The people in Gaines-Friedler’s collection are often stumbling through the poems, not hearing one another, or in the wrong place and time, and always running up against loss. The poem“Test Trials,” for example, laments that a friend’s AIDS reached its end before “the cocktail” of new drugs “caught up to you.” Or the lovers in “Universal Paradox”: “He said I love you, meaning, / I have a plan for showing you. // She heard, I need you, meaning, / she’s no good at folding sheets.” The poems are accessible yet often take a startling turn in imagery to let us know that Gaines-Friedler does not settle for conventional wisdom or melodrama when it comes to writing of loss. In “The Year of the Horse,” friends unwilling to talk about difficult subjects (while in a Chinese restaurant) are said to “bring ther mothers with them / breaded and covered in a tender wrap.”
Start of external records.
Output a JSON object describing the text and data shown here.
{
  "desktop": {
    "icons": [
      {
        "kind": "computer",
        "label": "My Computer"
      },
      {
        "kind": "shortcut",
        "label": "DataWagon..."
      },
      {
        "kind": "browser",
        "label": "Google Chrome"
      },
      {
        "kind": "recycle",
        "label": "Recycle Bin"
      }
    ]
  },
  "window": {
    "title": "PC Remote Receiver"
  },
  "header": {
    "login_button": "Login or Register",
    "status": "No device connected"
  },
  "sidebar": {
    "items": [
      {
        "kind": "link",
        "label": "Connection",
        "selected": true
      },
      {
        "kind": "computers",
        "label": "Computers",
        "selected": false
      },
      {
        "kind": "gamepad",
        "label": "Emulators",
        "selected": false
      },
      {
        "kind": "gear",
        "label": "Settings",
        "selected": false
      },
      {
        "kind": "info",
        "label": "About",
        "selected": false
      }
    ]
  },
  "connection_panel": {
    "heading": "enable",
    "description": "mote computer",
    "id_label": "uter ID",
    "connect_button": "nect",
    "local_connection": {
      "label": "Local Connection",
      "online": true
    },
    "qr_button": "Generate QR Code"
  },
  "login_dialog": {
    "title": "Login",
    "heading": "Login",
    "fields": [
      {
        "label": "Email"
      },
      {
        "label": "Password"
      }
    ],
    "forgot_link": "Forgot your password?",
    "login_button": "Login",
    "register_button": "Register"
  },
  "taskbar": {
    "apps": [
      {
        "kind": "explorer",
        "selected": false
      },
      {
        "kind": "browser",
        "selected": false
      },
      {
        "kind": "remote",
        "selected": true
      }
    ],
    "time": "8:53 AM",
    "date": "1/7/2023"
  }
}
Ironically, one of the few people at ease in the poems is a dementia-afflicted mother: “Mom’s mind is untangling. / Someone said she’s become delightful,” in the poem “One Has a Mind of Spring.” And in “Cigar Smoke Lifting,” a father is described as “Surprised . . . that forgiveness would come to you / in your last days.” These lines speak to a paradox that motivates many of the poems, that the meaning of our lives change as our lives evolve and to fix the meaning in place is to do so temporarily, and that there is no final place for us to stand and reflect because our stories outlive us. The speaker of the poems, then, craves a lasting connection, such as in “Luna Moth”: “I want you to think what I think, / see it as amazing…”
Note: Gaines-Friedler’s poem “Truth Be Told” appeared in The Michigan Poet in 2011.
Review: Divining the Prime Meridian
Poems by Carol Smallwood
The book itself is very well designed, boasting a lovely old map on its cover and, as exacting as the Prime Meridian, the contents are laid out flawlessly. But what of divination? The subject matter within the book ranges from a fastidious mind at McDonalds to a sentimental poet akin to the great Emily Dickenson, to a cancer survivor, and more. In this collection, Carol’s free verse and formal poems are equally skillful. She neither relies on form nor shies away from it, instead using whatever means she divines most appropriate. The poems are immediate and clear, if occasionally abstract. Throughout the book, there are moments when Carol reveals that beneath the surface of a caring, astute individual, there is a person who has overcome more than one trauma.